A bipartisan group of senators introduced legislation this week to set the ailing U.S. Postal Service (USPS) on better financial footing and restore long-term reliable service across the country.

The bill, introduced by Sens. Gary Peters (D-MI) and Rob Portman (R-OH), would relieve the USPS of $5 billion a year in mandatory retiree health-care expenses and enroll future Postal Service retirees in Medicare. According to Peters and Portman, these two reforms alone would save the Postal Service nearly $46 billion over the next decade.

“For decades, the Postal Service has struggled to overcome unfair and burdensome financial requirements that risk its ability to continue providing reliable service in the long run,” Peters said. “This commonsense, bipartisan legislation would help put the Postal Service on a sustainable financial footing, ensure it is more transparent and accountable to the American people, and support hardworking postal workers who deliver rain or shine to communities all across the country.”

The bill would also require USPS to maintain its six-days-a-week delivery standard and improve transparency of Postal Service performance by requiring weekly service data to be published on the USPS website, and issuing a detailed report to Congress on Postal Service finances and operations every six months.

The Postal Service Reform Act of 2021 is identical to legislation that has advanced in the House. The Senate bill already has nine Republican co-sponsors in addition to Portman, which means it could survive a potential filibuster if the Senate’s 50 Democrats also support the bill.

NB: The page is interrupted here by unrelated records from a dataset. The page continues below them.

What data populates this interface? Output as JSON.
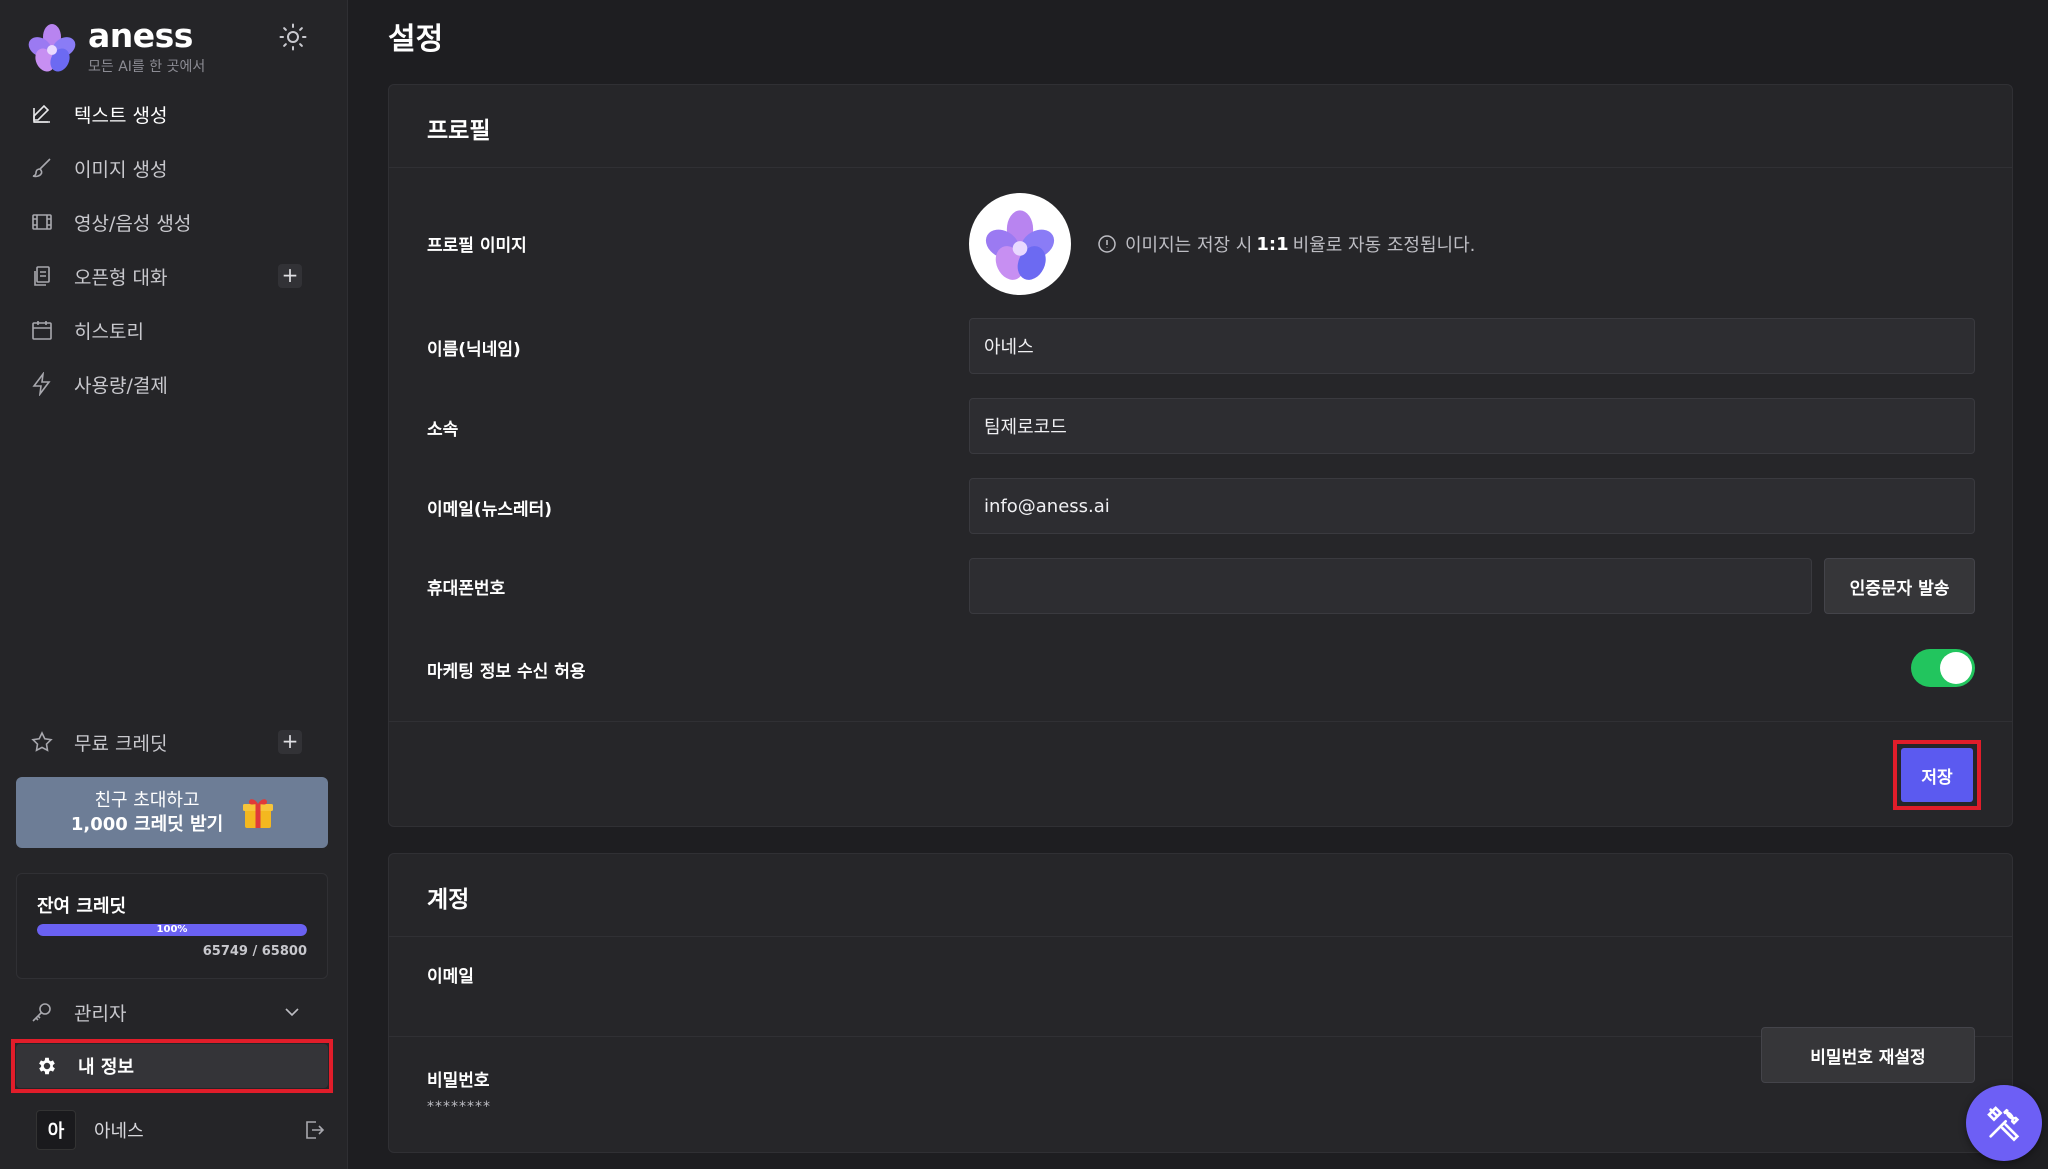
{
  "brand": {
    "name": "aness",
    "tagline": "모든 AI를 한 곳에서"
  },
  "sidebar": {
    "nav": [
      {
        "label": "텍스트 생성",
        "icon": "pencil-square-icon"
      },
      {
        "label": "이미지 생성",
        "icon": "paintbrush-icon"
      },
      {
        "label": "영상/음성 생성",
        "icon": "film-icon"
      },
      {
        "label": "오픈형 대화",
        "icon": "chat-copy-icon"
      },
      {
        "label": "히스토리",
        "icon": "calendar-icon"
      },
      {
        "label": "사용량/결제",
        "icon": "lightning-icon"
      }
    ],
    "free_credit_label": "무료 크레딧",
    "invite": {
      "line1": "친구 초대하고",
      "line2": "1,000 크레딧 받기"
    },
    "credit": {
      "title": "잔여 크레딧",
      "percent_label": "100%",
      "fraction": 1.0,
      "count": "65749 / 65800"
    },
    "admin_label": "관리자",
    "myinfo_label": "내 정보",
    "user": {
      "initial": "아",
      "name": "아네스"
    }
  },
  "main": {
    "page_title": "설정",
    "profile": {
      "title": "프로필",
      "image_label": "프로필 이미지",
      "image_note_pre": "이미지는 저장 시",
      "image_note_ratio": "1:1",
      "image_note_post": "비율로 자동 조정됩니다.",
      "name_label": "이름(닉네임)",
      "name_value": "아네스",
      "org_label": "소속",
      "org_value": "팀제로코드",
      "email_label": "이메일(뉴스레터)",
      "email_value": "info@aness.ai",
      "phone_label": "휴대폰번호",
      "phone_value": "",
      "sms_button": "인증문자 발송",
      "marketing_label": "마케팅 정보 수신 허용",
      "marketing_enabled": true,
      "save_button": "저장"
    },
    "account": {
      "title": "계정",
      "email_label": "이메일",
      "password_label": "비밀번호",
      "password_mask": "********",
      "reset_button": "비밀번호 재설정"
    }
  },
  "colors": {
    "accent": "#5b5af0",
    "toggle_on": "#22c55e",
    "highlight": "#e11d2a",
    "invite_bg": "#6d7d96"
  }
}
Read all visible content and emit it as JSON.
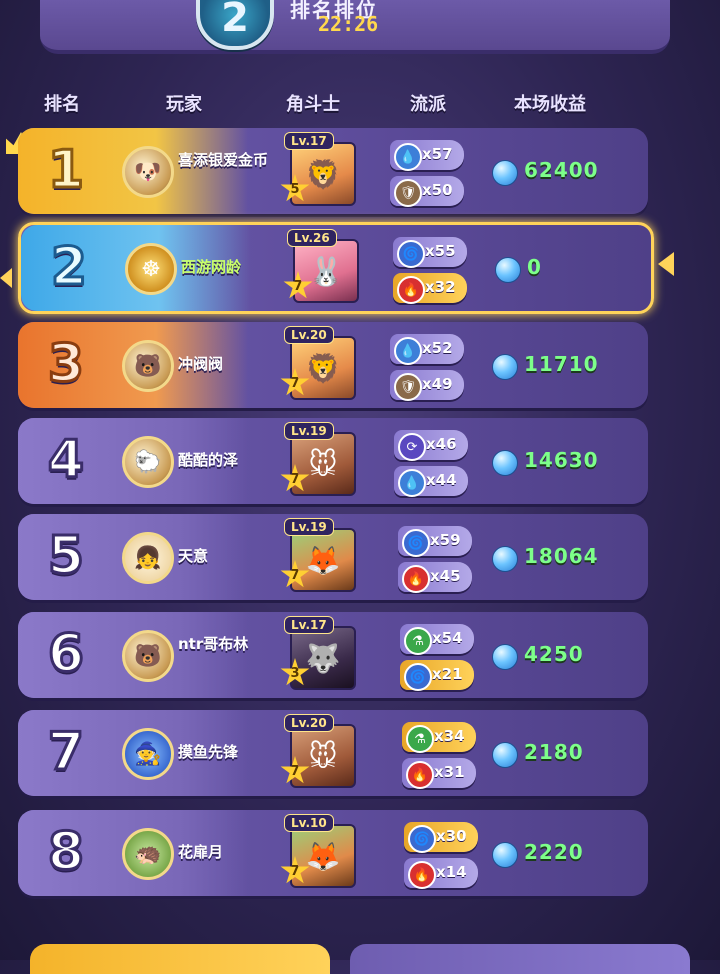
{
  "header": {
    "title": "排名排位",
    "rank_emblem": "2",
    "time": "22:26"
  },
  "columns": {
    "rank": "排名",
    "player": "玩家",
    "fighter": "角斗士",
    "school": "流派",
    "earnings": "本场收益"
  },
  "rows": [
    {
      "rank": "1",
      "name": "喜添银爱金币",
      "level": "Lv.17",
      "star": "5",
      "school_a": {
        "icon": "water-drop-icon",
        "count": "x57"
      },
      "school_b": {
        "icon": "shield-icon",
        "count": "x50"
      },
      "earnings": "62400"
    },
    {
      "rank": "2",
      "name": "西游网龄",
      "level": "Lv.26",
      "star": "7",
      "school_a": {
        "icon": "wind-icon",
        "count": "x55"
      },
      "school_b": {
        "icon": "flame-icon",
        "count": "x32"
      },
      "earnings": "0"
    },
    {
      "rank": "3",
      "name": "冲阀阀",
      "level": "Lv.20",
      "star": "7",
      "school_a": {
        "icon": "water-drop-icon",
        "count": "x52"
      },
      "school_b": {
        "icon": "shield-icon",
        "count": "x49"
      },
      "earnings": "11710"
    },
    {
      "rank": "4",
      "name": "酷酷的泽",
      "level": "Lv.19",
      "star": "7",
      "school_a": {
        "icon": "swirl-icon",
        "count": "x46"
      },
      "school_b": {
        "icon": "water-drop-icon",
        "count": "x44"
      },
      "earnings": "14630"
    },
    {
      "rank": "5",
      "name": "天意",
      "level": "Lv.19",
      "star": "7",
      "school_a": {
        "icon": "wind-icon",
        "count": "x59"
      },
      "school_b": {
        "icon": "flame-icon",
        "count": "x45"
      },
      "earnings": "18064"
    },
    {
      "rank": "6",
      "name": "ntr哥布林",
      "level": "Lv.17",
      "star": "3",
      "school_a": {
        "icon": "potion-icon",
        "count": "x54"
      },
      "school_b": {
        "icon": "wind-icon",
        "count": "x21"
      },
      "earnings": "4250"
    },
    {
      "rank": "7",
      "name": "摸鱼先锋",
      "level": "Lv.20",
      "star": "7",
      "school_a": {
        "icon": "potion-icon",
        "count": "x34"
      },
      "school_b": {
        "icon": "flame-icon",
        "count": "x31"
      },
      "earnings": "2180"
    },
    {
      "rank": "8",
      "name": "花扉月",
      "level": "Lv.10",
      "star": "7",
      "school_a": {
        "icon": "wind-icon",
        "count": "x30"
      },
      "school_b": {
        "icon": "flame-icon",
        "count": "x14"
      },
      "earnings": "2220"
    }
  ],
  "colors": {
    "earnings_text": "#7dff8a",
    "highlight_border": "#ffd35a",
    "rank1": "#f4b32a",
    "rank2": "#3ea8e8",
    "rank3": "#e9742d"
  }
}
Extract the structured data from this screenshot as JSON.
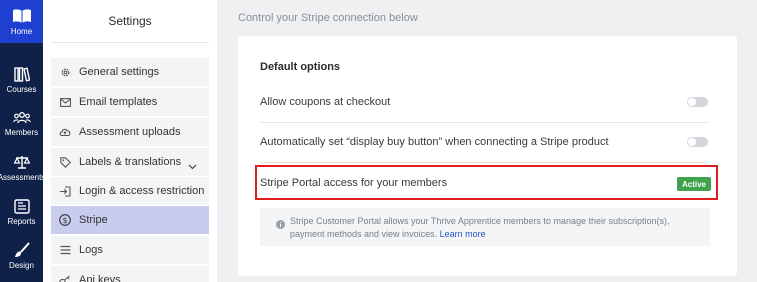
{
  "rail": {
    "home_label": "Home",
    "items": [
      {
        "label": "Courses",
        "icon": "books-icon"
      },
      {
        "label": "Members",
        "icon": "members-icon"
      },
      {
        "label": "Assessments",
        "icon": "scales-icon"
      },
      {
        "label": "Reports",
        "icon": "reports-icon"
      },
      {
        "label": "Design",
        "icon": "brush-icon"
      }
    ]
  },
  "sidebar": {
    "title": "Settings",
    "items": [
      {
        "label": "General settings",
        "icon": "gear-icon"
      },
      {
        "label": "Email templates",
        "icon": "email-icon"
      },
      {
        "label": "Assessment uploads",
        "icon": "cloud-upload-icon"
      },
      {
        "label": "Labels & translations",
        "icon": "tag-icon",
        "expandable": true
      },
      {
        "label": "Login & access restriction",
        "icon": "login-icon"
      },
      {
        "label": "Stripe",
        "icon": "dollar-icon",
        "active": true
      },
      {
        "label": "Logs",
        "icon": "list-icon"
      },
      {
        "label": "Api keys",
        "icon": "key-icon"
      }
    ]
  },
  "main": {
    "subtitle": "Control your Stripe connection below",
    "section_title": "Default options",
    "rows": [
      {
        "label": "Allow coupons at checkout",
        "toggle": false
      },
      {
        "label": "Automatically set “display buy button” when connecting a Stripe product",
        "toggle": false
      },
      {
        "label": "Stripe Portal access for your members",
        "badge": "Active"
      }
    ],
    "info": {
      "text": "Stripe Customer Portal allows your Thrive Apprentice members to manage their subscription(s), payment methods and view invoices.",
      "link": "Learn more"
    }
  },
  "colors": {
    "rail": "#0f2148",
    "home": "#1e3fd0",
    "active_item": "#c8cdee",
    "badge": "#3fa34d",
    "highlight": "#e11d1d",
    "link": "#2456c8"
  }
}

“While its role in American life has changed over the years, the United States Postal Service remains a key part of American life, serving Americans through its delivery of vital medicines, important packages and other mail,” Portman said. “For that reason, I am proud to join Senator Peters in introducing the Postal Service Reform Act of 2021, which will, when coupled with the Postal Service’s transformative 10-year plan, help turn around the substantial losses at the Postal Service over the last decade and ensure self-sustaining, high-quality postal service for all Americans.”